As in my comment above, if the position and lie of a ball is known then the ball may be placed, otherwise it must be dropped.

I am planning to write a blog on the subject of when to place and when to drop a ball in the near future (Jan/Feb 2014).

Barry

Anonymous said...

"A" player took relief from water hazard. At first drop the ball rolls back into water hazard, he takes a re-drop and it again rolls back into water hazard. His partner then lift the ball and place it on the spot where it hit part of the course at the second drop (re-drop).

Is this permitted?
---------------

Barry Rhodes said...

Anonymous,

Yes, a ball to be placed under the Rules must be placed by the player or his partner, Rule 20-3a.

Barry

Anonymous said...

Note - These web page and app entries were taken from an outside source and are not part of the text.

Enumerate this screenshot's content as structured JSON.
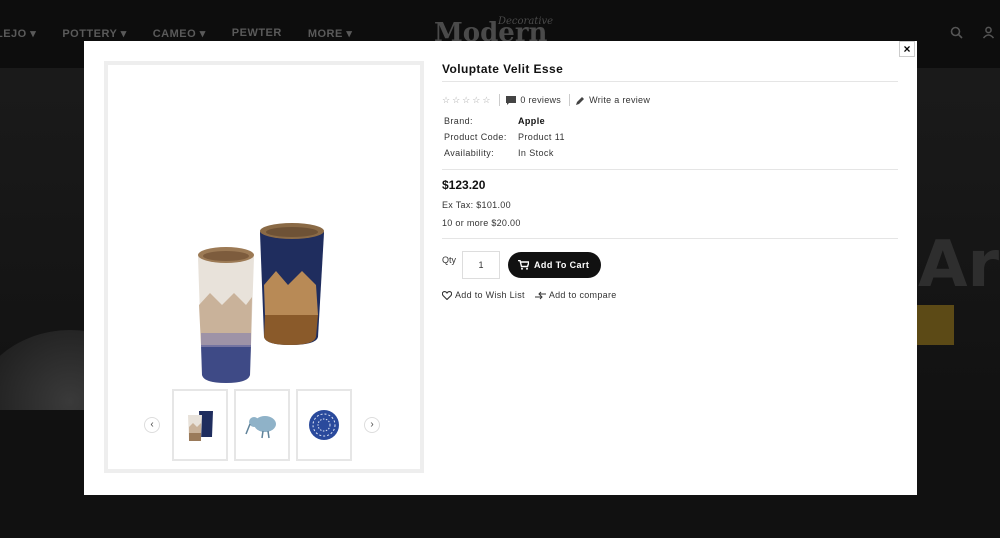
{
  "background": {
    "nav_items": [
      "LEJO ▾",
      "POTTERY ▾",
      "CAMEO ▾",
      "PEWTER",
      "MORE ▾"
    ],
    "logo_main": "Modern",
    "logo_sub": "Decorative",
    "hero_text": "Art",
    "icons": [
      "search-icon",
      "user-icon"
    ]
  },
  "modal": {
    "close_label": "×",
    "product": {
      "title": "Voluptate Velit Esse",
      "rating": 0,
      "reviews_label": "0 reviews",
      "write_review_label": "Write a review",
      "info": [
        {
          "key": "Brand:",
          "value": "Apple",
          "bold": true
        },
        {
          "key": "Product Code:",
          "value": "Product 11",
          "bold": false
        },
        {
          "key": "Availability:",
          "value": "In Stock",
          "bold": false
        }
      ],
      "price": "$123.20",
      "ex_tax": "Ex Tax: $101.00",
      "discount": "10 or more $20.00",
      "qty_label": "Qty",
      "qty_value": "1",
      "add_to_cart_label": "Add To Cart",
      "wishlist_label": "Add to Wish List",
      "compare_label": "Add to compare"
    },
    "gallery": {
      "prev_icon": "‹",
      "next_icon": "›",
      "thumbnails": [
        "cups-thumb",
        "kiwi-bird-thumb",
        "blue-plate-thumb"
      ]
    }
  },
  "colors": {
    "accent_dark": "#111111",
    "overlay": "#1a1a1a",
    "hero_button": "#5c4a16"
  }
}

We play winter rules and a player in our group roughs up the grass with the back of her hand before placing the ball. Is this allowed? It's a bit like teeing up for each shot. I can't find anything on this in the rules.

Barry Rhodes said...

Anonymous,

The player is definitely breaching Rule 13-2 by improving the lie of where she is going to place her ball under the 'Winter Rule'.

Barry

Anonymous said...

Hi Barry,

Just as a follow on to the point in a question above whereby if a ball won't come to rest on the spot on which it was replaced on the green, it may be placed on the nearest spot no nearer the hole that it will come to rest.
Can I ask, what is the fine line between a ball not coming to rest when its replaced (and therefore it being ok to pick up and try again or move to nearest spot etc.), and a ball moving after its replaced to a different spot, where it must now be played from ?
I've probably not explained that very well, but basically is there a split second where the ball must be stationary and then its deemed to be replaced and back in play ?

Thanks a lot !

Barry Rhodes said...

Anonymous,

I recommend that you don't completely release your grip on the replaced ball but leave your fingers touching it for that split second. If the ball starts to move then lift it and replace it. If there is no movement remove your fingers and the ball is in play.

Barry